[Dataset rows for apps and sites]
● ● ● ●

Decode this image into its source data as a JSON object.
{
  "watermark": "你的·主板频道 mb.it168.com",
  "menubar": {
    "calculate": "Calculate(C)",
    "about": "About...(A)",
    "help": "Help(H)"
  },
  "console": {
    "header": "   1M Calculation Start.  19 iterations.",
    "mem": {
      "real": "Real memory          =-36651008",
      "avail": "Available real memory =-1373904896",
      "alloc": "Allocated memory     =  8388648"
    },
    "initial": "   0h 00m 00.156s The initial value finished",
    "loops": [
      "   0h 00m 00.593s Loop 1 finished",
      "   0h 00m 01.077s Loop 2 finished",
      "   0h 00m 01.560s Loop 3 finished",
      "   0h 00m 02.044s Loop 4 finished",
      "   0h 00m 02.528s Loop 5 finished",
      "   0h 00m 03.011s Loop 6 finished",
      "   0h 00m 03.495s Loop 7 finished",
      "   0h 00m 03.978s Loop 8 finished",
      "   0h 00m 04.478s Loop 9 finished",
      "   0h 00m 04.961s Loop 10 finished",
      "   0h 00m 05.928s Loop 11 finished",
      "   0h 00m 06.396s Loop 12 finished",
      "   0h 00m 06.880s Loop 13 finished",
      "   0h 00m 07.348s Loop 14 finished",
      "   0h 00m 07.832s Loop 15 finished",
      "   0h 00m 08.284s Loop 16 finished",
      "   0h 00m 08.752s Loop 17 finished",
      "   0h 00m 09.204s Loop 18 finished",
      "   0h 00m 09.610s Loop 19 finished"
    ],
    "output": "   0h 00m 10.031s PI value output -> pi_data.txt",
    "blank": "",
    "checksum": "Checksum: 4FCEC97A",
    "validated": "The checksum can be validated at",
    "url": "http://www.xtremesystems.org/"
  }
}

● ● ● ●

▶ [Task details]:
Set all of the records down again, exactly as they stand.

▶ [Exercise output]:
Decode this image into its source data as a JSON object.
{
  "watermark": "你的·主板频道 mb.it168.com",
  "menubar": {
    "calculate": "Calculate(C)",
    "about": "About...(A)",
    "help": "Help(H)"
  },
  "console": {
    "header": "   1M Calculation Start.  19 iterations.",
    "mem": {
      "real": "Real memory          =-36651008",
      "avail": "Available real memory =-1373904896",
      "alloc": "Allocated memory     =  8388648"
    },
    "initial": "   0h 00m 00.156s The initial value finished",
    "loops": [
      "   0h 00m 00.593s Loop 1 finished",
      "   0h 00m 01.077s Loop 2 finished",
      "   0h 00m 01.560s Loop 3 finished",
      "   0h 00m 02.044s Loop 4 finished",
      "   0h 00m 02.528s Loop 5 finished",
      "   0h 00m 03.011s Loop 6 finished",
      "   0h 00m 03.495s Loop 7 finished",
      "   0h 00m 03.978s Loop 8 finished",
      "   0h 00m 04.478s Loop 9 finished",
      "   0h 00m 04.961s Loop 10 finished",
      "   0h 00m 05.928s Loop 11 finished",
      "   0h 00m 06.396s Loop 12 finished",
      "   0h 00m 06.880s Loop 13 finished",
      "   0h 00m 07.348s Loop 14 finished",
      "   0h 00m 07.832s Loop 15 finished",
      "   0h 00m 08.284s Loop 16 finished",
      "   0h 00m 08.752s Loop 17 finished",
      "   0h 00m 09.204s Loop 18 finished",
      "   0h 00m 09.610s Loop 19 finished"
    ],
    "output": "   0h 00m 10.031s PI value output -> pi_data.txt",
    "blank": "",
    "checksum": "Checksum: 4FCEC97A",
    "validated": "The checksum can be validated at",
    "url": "http://www.xtremesystems.org/"
  }
}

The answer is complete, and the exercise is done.